▸ WHAT YOU NEED TO DO
Copy, from the entries below, each line in which the string "value" appears.

↓↓↓

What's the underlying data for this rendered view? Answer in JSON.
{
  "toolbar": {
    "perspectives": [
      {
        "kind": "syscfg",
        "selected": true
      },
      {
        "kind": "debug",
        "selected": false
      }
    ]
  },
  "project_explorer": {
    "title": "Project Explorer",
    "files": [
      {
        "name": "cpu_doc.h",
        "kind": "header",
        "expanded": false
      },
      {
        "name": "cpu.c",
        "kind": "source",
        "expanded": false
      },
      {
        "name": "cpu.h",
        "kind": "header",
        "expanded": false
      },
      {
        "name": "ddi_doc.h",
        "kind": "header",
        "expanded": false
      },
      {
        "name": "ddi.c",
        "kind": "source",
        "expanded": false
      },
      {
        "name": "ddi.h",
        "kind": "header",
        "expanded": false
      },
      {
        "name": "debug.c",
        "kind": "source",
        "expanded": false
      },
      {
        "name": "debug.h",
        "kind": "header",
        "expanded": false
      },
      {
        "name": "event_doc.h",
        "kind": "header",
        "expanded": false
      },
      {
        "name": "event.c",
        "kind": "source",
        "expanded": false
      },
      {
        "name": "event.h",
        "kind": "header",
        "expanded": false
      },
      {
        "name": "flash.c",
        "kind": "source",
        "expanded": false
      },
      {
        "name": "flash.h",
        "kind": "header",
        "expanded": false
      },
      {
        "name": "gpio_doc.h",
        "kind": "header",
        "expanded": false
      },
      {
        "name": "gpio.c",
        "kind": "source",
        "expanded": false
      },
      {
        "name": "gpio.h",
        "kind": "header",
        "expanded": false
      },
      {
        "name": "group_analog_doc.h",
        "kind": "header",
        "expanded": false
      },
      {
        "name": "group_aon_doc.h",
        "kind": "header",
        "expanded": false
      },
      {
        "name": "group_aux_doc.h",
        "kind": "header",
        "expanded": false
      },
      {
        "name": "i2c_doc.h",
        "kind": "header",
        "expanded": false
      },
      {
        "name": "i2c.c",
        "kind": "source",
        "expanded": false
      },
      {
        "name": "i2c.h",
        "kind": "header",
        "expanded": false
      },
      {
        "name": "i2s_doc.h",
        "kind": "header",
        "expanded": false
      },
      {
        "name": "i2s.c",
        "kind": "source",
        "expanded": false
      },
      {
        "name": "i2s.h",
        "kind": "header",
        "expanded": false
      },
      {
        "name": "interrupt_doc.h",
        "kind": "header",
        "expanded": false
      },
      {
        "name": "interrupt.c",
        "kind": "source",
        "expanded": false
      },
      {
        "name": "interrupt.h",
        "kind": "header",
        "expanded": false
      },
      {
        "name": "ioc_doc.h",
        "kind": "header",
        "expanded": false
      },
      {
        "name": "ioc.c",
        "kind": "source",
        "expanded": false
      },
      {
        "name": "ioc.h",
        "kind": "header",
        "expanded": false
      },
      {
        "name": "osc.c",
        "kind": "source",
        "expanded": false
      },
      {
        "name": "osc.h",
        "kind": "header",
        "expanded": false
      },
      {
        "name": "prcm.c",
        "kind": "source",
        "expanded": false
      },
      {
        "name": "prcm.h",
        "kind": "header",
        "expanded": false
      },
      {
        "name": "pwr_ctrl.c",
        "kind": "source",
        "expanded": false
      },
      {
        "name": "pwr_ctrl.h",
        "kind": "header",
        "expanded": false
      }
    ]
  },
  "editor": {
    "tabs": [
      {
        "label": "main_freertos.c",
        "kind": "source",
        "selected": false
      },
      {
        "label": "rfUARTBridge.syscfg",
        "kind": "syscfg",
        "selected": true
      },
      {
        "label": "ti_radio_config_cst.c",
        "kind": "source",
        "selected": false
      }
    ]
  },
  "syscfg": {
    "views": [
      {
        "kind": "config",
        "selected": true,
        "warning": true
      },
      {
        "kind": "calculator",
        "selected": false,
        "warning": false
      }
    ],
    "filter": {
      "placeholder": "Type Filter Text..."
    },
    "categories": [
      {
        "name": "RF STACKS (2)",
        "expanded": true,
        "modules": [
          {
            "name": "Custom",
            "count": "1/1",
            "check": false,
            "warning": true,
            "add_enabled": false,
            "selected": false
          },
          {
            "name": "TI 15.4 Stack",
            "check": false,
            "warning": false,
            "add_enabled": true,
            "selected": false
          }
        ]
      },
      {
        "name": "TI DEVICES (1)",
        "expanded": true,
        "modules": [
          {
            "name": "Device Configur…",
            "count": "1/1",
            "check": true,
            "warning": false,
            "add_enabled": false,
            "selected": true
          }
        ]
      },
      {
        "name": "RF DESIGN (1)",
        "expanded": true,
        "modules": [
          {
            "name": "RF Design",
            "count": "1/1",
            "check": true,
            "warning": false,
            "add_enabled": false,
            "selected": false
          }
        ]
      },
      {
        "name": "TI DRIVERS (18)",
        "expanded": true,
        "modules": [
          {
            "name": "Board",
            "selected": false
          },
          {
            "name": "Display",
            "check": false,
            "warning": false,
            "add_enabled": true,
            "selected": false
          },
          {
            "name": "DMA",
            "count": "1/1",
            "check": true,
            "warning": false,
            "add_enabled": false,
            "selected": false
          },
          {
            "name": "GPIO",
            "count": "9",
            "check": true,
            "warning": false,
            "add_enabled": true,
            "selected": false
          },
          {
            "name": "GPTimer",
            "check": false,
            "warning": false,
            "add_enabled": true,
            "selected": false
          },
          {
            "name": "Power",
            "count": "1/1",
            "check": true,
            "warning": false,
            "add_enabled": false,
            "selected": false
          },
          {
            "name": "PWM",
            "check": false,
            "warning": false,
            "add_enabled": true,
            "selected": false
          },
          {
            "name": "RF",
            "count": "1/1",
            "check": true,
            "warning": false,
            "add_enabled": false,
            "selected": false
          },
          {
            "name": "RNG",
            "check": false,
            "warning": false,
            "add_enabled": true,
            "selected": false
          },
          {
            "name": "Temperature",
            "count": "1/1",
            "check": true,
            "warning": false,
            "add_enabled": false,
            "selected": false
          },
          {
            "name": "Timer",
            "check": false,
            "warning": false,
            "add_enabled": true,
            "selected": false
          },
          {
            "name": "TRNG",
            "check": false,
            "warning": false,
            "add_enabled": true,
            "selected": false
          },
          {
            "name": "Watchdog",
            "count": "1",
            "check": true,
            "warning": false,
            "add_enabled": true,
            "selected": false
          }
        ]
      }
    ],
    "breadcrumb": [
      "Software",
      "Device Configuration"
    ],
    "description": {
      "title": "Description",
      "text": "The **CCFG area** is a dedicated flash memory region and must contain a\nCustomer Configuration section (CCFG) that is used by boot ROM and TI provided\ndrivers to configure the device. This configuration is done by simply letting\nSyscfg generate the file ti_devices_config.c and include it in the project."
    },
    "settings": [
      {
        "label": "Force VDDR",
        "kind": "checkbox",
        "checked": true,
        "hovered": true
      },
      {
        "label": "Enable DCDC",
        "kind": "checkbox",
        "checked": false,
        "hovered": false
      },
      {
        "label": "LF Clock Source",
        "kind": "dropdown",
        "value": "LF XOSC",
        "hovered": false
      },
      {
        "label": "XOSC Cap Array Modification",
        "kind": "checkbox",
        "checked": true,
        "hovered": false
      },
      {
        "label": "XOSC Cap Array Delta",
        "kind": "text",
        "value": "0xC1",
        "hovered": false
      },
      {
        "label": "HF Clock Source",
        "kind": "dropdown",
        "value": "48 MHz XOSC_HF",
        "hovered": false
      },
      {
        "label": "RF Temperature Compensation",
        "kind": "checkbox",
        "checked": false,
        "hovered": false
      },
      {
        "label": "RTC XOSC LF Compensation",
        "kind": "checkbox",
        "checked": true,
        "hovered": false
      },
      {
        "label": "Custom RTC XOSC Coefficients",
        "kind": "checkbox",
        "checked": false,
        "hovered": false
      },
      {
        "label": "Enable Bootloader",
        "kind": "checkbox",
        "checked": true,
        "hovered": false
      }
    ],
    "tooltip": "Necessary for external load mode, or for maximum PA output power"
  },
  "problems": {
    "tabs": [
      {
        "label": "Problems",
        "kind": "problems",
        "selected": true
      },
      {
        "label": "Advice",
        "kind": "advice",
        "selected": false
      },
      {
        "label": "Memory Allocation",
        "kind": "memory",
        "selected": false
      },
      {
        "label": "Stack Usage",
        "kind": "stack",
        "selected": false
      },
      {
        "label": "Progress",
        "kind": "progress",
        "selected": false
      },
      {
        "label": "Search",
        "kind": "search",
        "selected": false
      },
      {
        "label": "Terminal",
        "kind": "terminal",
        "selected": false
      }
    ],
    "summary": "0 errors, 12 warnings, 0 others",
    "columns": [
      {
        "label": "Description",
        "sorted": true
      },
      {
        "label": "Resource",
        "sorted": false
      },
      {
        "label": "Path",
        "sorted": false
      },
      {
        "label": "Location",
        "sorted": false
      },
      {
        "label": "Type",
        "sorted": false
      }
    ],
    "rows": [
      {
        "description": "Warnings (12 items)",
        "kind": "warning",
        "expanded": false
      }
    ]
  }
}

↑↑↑

▸ THE COMPLETED TASK
        "value": "LF XOSC",
        "value": "0xC1",
        "value": "48 MHz XOSC_HF",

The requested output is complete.